BEGIN

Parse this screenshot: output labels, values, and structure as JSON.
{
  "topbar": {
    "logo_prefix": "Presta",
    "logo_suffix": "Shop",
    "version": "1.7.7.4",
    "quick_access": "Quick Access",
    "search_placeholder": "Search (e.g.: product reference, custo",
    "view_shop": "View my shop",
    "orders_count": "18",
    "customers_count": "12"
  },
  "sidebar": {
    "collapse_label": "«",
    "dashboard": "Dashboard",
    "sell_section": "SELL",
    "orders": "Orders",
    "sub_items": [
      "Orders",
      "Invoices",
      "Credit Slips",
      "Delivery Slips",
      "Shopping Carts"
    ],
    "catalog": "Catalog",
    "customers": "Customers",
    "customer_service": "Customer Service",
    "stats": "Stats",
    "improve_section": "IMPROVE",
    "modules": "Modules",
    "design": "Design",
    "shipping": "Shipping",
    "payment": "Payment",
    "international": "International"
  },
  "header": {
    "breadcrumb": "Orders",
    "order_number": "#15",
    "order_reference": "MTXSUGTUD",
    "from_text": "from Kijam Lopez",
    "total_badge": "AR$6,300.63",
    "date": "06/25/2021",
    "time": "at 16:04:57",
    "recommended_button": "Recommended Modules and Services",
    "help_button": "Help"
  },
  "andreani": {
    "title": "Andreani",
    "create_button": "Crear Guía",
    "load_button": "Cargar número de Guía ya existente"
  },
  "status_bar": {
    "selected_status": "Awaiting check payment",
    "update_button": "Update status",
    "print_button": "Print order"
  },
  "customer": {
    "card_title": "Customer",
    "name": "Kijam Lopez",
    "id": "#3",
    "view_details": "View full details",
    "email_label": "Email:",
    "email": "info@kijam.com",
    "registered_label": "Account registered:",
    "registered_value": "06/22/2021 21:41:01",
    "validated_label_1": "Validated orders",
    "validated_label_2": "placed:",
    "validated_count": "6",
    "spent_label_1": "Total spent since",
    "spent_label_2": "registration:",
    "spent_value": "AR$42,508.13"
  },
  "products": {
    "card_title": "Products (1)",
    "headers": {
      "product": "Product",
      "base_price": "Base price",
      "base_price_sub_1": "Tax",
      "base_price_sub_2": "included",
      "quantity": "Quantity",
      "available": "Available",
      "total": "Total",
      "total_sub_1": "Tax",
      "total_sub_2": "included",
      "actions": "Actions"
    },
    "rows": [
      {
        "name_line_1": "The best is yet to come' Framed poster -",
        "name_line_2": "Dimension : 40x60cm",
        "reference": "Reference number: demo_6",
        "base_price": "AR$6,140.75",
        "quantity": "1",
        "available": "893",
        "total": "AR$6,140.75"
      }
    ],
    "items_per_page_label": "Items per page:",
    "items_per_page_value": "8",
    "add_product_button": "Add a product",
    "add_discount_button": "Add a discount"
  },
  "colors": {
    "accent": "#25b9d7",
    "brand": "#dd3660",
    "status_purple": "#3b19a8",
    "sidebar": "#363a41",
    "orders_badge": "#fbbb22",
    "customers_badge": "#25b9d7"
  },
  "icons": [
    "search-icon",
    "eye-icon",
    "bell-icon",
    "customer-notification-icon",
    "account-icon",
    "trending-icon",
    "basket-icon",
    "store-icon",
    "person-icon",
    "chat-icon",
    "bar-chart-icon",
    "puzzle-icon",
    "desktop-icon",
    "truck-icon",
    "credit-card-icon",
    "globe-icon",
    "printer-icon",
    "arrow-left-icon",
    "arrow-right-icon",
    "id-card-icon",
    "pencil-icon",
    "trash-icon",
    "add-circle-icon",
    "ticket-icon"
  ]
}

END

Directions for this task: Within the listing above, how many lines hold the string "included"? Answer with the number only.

Written solution: 2